“My training was just going through the motions with a broken heart,” he says. Despite losing his first professional fight ever, the taste of fighting on a big ticket had proven to be what was necessary to build Powell back up. “ I felt like I had let my fans down, but I wasn’t intimidated at all by the level of competition,” he reflects remembering the bright lights and announcer calling his name, “The cameras in my face, I loved that.” It was clear that even in the most depressed months of his life and dealing with the first loss of his career, Jason knew that the dream he’d chased since junior high was alive and needed to once again be the focus of his life.
Though, he rebounded after his loss and won back to back fights in September and December, Powell didn’t fight a single match in 2015. On one ticket his opponent backed out and failed physicals forced Powell to pull himself from a different bout only weeks later.

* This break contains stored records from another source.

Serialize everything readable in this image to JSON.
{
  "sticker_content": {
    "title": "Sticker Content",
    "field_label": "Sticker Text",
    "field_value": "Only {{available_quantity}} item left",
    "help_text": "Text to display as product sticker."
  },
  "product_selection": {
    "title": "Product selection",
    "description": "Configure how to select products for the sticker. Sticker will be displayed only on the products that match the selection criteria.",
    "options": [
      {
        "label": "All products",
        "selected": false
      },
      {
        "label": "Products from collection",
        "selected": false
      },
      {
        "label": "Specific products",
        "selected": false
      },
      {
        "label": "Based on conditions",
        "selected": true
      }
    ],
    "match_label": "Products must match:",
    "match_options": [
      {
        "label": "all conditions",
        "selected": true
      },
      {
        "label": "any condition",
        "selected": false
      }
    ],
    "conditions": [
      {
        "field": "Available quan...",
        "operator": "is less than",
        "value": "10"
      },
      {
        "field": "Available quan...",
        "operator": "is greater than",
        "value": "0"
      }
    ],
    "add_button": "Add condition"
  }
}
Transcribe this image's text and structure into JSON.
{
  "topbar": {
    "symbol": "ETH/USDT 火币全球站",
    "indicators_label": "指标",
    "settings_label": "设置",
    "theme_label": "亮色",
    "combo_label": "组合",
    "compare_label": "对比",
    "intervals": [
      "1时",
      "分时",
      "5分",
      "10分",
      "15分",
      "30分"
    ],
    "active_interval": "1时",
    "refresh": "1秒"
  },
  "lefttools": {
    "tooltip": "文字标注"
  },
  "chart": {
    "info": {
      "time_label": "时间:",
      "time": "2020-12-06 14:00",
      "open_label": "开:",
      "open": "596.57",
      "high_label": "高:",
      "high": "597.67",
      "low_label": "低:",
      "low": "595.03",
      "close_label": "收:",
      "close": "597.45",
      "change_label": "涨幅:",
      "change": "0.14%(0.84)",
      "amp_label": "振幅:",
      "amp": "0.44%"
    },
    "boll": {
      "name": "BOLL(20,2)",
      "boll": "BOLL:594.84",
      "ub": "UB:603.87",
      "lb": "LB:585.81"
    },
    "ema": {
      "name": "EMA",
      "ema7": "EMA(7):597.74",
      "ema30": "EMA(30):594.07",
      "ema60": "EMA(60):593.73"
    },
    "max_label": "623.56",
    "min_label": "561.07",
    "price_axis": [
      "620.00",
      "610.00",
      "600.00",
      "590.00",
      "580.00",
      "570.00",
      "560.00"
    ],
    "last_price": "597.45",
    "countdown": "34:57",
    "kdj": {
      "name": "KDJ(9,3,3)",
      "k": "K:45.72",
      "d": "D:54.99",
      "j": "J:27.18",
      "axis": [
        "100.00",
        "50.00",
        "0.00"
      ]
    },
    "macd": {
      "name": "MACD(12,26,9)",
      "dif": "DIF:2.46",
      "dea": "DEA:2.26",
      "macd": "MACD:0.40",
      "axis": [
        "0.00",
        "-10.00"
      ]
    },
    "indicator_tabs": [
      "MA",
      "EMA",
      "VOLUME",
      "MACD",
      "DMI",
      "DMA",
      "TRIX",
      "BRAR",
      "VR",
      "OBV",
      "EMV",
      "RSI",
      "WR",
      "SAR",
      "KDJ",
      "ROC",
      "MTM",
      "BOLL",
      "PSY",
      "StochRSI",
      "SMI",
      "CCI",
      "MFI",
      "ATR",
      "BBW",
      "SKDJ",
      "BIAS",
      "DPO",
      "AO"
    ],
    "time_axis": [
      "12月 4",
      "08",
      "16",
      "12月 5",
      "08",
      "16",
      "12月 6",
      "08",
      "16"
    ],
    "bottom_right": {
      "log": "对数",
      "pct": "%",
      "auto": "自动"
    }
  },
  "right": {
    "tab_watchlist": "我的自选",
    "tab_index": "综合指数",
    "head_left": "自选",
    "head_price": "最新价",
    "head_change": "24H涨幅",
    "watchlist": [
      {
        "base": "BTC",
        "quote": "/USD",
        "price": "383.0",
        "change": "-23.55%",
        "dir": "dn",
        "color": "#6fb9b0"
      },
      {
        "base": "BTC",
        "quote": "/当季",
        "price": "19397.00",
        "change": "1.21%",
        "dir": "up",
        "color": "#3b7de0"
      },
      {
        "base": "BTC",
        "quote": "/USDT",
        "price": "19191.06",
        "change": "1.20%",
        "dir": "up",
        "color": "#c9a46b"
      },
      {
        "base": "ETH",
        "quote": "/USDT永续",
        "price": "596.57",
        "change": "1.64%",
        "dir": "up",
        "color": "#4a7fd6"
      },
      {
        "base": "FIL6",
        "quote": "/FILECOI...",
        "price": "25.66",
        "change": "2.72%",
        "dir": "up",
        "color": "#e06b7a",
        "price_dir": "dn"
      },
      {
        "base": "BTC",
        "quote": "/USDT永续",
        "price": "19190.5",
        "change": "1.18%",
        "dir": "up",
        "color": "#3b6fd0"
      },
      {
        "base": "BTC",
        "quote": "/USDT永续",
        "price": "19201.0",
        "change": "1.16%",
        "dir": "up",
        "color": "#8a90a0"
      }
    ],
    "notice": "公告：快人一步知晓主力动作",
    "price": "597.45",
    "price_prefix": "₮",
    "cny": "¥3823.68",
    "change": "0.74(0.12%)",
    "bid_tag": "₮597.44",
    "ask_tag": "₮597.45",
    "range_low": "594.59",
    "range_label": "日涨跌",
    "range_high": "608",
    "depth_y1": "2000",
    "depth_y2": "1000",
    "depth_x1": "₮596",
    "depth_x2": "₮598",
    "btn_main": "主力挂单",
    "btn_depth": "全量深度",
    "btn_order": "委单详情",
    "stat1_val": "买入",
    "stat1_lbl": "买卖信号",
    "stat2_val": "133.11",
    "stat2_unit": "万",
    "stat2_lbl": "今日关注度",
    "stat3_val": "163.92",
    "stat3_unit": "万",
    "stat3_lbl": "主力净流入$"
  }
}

“There was blood in my piss,” Powell said, “ I had to drop the fight, but it went away shortly after a couple of months.” While he was still receiving funds to train from sponsors, without ticket money, Jason told his coach that it wouldn’t be enough to support him and that he needed to find a job. Jason took the opportunity to be with the women he missed most, his mom and sisters, and moved to Lincoln City, Oregon. In the coastal town, dubbed “Kite City” for its strong winds, he continued to stay in shape while working at a North Face outlet store. The Gentleman, who had spent his last few years supporting himself by beating opponents in the octagon, was finding brief contentment in selling jackets to tourists. “I’ve always loved Oregon,” Powell says, “The cold beaches up there are my favorite and one day when I’m done fighting, I’m going to live there again.”
Even though he was finally reunited with the most supportive women in his life and enjoying the simplicity of retail work, the cage in California once again called. Powell says that moving to Lincoln City was the final piece of coming to terms with the darkness that had haunted him a year before. “I saw my family was happy up there. They had good jobs and were enjoying life.” With saved up funds from working and his piss blood-free, Jason returned to the town on the ridge.
Since that night in Reno almost two years before, Jason’s career is back on a familiar track. He now stands at a record of (8-1); (3-1) since becoming a professional.
Late this past January his most recent bout in Sacramento against Sergio Quinones proved sensational. Quinones is an experienced fighter who has been in the cage since 2007, when Powell was still a freshman in high school. Fans of the Gentlemen flocked to the McClellan Conference Center wearing shirt tuxedo’s and MMAGOLD gear to support their local fighter.
Despite having been in more than three times as many fights as Jason, The Gentleman used his wrestling experience as well as combination strikes to hold his own. The match was called in the second round after Powell shook Quinones with a straight left that put him on his knees. Following the blow, Jason mounted his opponent who was now bleeding from below his eye. It was a short amount of time and flurry of punches before the referee called the match and Jason climbed the fence to acknowledge the crowd. With Quinones blood smeared on the side of his head, he blew kisses to his fans, all traces of the depressed young man had disappeared and The Gentleman was back on top.
Today, he is in the middle of another fight camp, closing in on a bout against Bakersfield fighter, Ryan Reneau. Until May 7th, Powell’s training involves watching the clock for his next meal and traveling to Sacramento to workout, the only thing concerning to him is the next time he will enter the ring. While the lifelong dream of becoming a UFC champion might be years off, Jason Powell is well on his way and continues to chase his goal with the ultimate patience and discipline of a true gentleman.